Thorstein Veblen Conspicuous Consumption

Veblen's Positive Analysis: The Interaction of Ceremony and Technology, Thorstein Veblen Conspicuous Consumption

Veblen featured these methodological concepts and his instinct-habit psychology in the core of a positive theory of economic change. While his analysis may be applied to specific institutions, as we shall see, the overall design of his theory incorporated a grand view of economy wide institutional change. Figure 1 will be helpful in describing Veblen's concept of economic change.

Veblen developed an evolutionary "science" of economics based upon ever-changing institutions. Roughly, he identified two groups of institutions, both shown in Figure 1: "technological" and "ceremonial." The existence and characteristics of these dichotomized sets of institutions rest upon so-called unchangeable charac­teristics of human nature and the anthropological and historical processes these char­acteristics have produced.


What prime factors have been central in shaping these institutions through time? Veblen thought that human instincts were a root of human institutions, and he specif­ically identified what he called the instincts of workmanship and humans' innate "idle curiosity" as the source of dynamic technological institutions. Crucial to this con­ception is the "machine process," or technology, which gives rise to a characteristic set of property rights, social and economic structures, certain habits of thought, and so on. The machine process is the dynamic force in society, whereas the companion set of ceremonial institutions tends to be the relatively static result of a given state of the machine process. Thus the social and economic institutions characteristic of a "long primitive stage" of society are inextricably bound to the nature (and growth) of technology over that period. Feudal social and economic institutions were as es­sentially characteristic of the technology extant over the Middle Ages as contempo­rary "ceremonial" institutions were characteristic of the more advanced production methods of the nineteenth and twentieth centuries.
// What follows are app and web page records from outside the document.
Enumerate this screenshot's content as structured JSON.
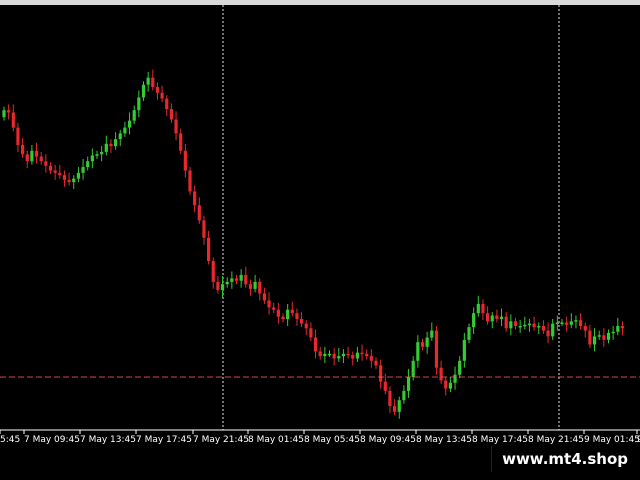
{
  "chart": {
    "symbol_hint": "",
    "background_color": "#000000",
    "bull_color": "#32cd32",
    "bear_color": "#e8272f",
    "grid_color": "#ffffff",
    "level_line_color": "#ff5a5a",
    "time_labels": [
      "5:45",
      "7 May 09:45",
      "7 May 13:45",
      "7 May 17:45",
      "7 May 21:45",
      "8 May 01:45",
      "8 May 05:45",
      "8 May 09:45",
      "8 May 13:45",
      "8 May 17:45",
      "8 May 21:45",
      "9 May 01:45",
      "9"
    ],
    "vertical_separators_at_labels": [
      "7 May 21:45",
      "8 May 21:45"
    ]
  },
  "chart_data": {
    "type": "candlestick",
    "title": "",
    "xlabel": "",
    "ylabel": "",
    "x_start": "7 May 05:45",
    "x_step_minutes": 15,
    "price_levels_relative": "close values shown relative to the horizontal level line (level = 0); higher is up",
    "level_line": 0,
    "ylim": [
      -45,
      275
    ],
    "closes": [
      230,
      228,
      215,
      200,
      192,
      186,
      195,
      190,
      186,
      182,
      178,
      176,
      174,
      170,
      168,
      171,
      176,
      181,
      186,
      191,
      192,
      194,
      201,
      199,
      205,
      210,
      215,
      221,
      230,
      241,
      252,
      258,
      250,
      245,
      240,
      231,
      222,
      210,
      195,
      178,
      160,
      148,
      135,
      120,
      100,
      82,
      75,
      80,
      82,
      85,
      83,
      88,
      80,
      76,
      82,
      72,
      66,
      60,
      58,
      52,
      50,
      58,
      55,
      50,
      46,
      42,
      34,
      22,
      18,
      20,
      20,
      16,
      18,
      20,
      19,
      16,
      21,
      20,
      18,
      14,
      10,
      -4,
      -12,
      -25,
      -30,
      -20,
      -12,
      0,
      14,
      30,
      26,
      34,
      40,
      8,
      -3,
      -10,
      -5,
      2,
      14,
      32,
      43,
      55,
      63,
      55,
      48,
      53,
      50,
      52,
      42,
      48,
      44,
      44,
      45,
      46,
      43,
      44,
      40,
      35,
      46,
      47,
      47,
      45,
      48,
      49,
      44,
      40,
      28,
      35,
      36,
      32,
      38,
      39,
      44,
      42
    ]
  },
  "watermark": {
    "text": "www.mt4.shop"
  }
}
Two aspects of the institutional process described in Figure 1 must be ex­panded. Specifically, (1) the relations between the two "types" of institutions are not quite as simple as described above, and (2) certain forms of social and economic be­havior, as well as mental "preconceptions" associated with them, were associated with humans throughout their development but were amplified under a given "ma­chine process." In the first place, ceremonial institutions, including property rights, not only were the product of the machine process of any given time but also impinged upon technology, thwarting or encouraging it as the case may be. This interrelation could last only over a "short" period of time (perhaps several hundred years), how­ever, since in the long run a technology based upon the human ability to invent and upon human idle curiosity was dynamic. Stated differently, ceremonial institutions could constrain the machine process, but only temporarily. Technological institutions, in the long run, would shape social and economic relations.

A second point concerns the interrelations between instincts and preconceptions. Certain preconceptions or behavioral characteristics may be common to humans throughout their entire development but may be emphasized by a particular state of technology. Thus, as we shall see, conspicuous consumption and leisure, while very much in evidence over a certain stage in development, rest upon certain general be­havioral characteristics of humans typical to them since the beginning of time. Hu­mans are born with certain instincts and with a set of preconceptions about the way in which the world works. For example, emulation is a behavioral characteristic of humans, and such activity is most in evidence in societies dominated by a pecuniary culture. Likewise, a pecuniary culture is the product of a technology that permits and even fosters the divorce between ownership and management, between proprietary accumulation and the actual productive process, between "business" and enterprise.

How did Veblen view this process at the beginning of the twentieth century? As we shall see below, the process he envisioned generated an indigenous business cycle within capitalist economies, but the institutional framework itself was always the product of past and present interactions of ceremonial and technological institutions. Ceremonial institutions surrounding private property, like economic science itself, were increasingly characterized by a love of money. Advancing technology permit­ted a separation of production from finance. "Making goods" became very different from "making money." In this well-known distinction Veblen noted that, after the industrial revolution, the functions of owner-producers and managers became in­creasingly separated. Businessmen and captains of finance attempted to subvert the progress of technology, reducing output and increasing pecuniary returns through monopoly contrivances. Making money, not goods, became the object of the game. According to Veblen, acquisition of money through subversion and "warlike traits" were characteristic of businessmen. (Veblen's infamous attacks on the role of busi­nessmen in commerce were pitiless.) At the same time workers and engineers—those close to the machine process—were rejecting old technology and developing new (and presumably cheaper) means of production. The outcome of the dynamic process of technological change and the cyclical forces produced by it will be considered later in this chapter. An important aspect of the social process must be considered first— Veblen's famous teachings on conspicuous consumption.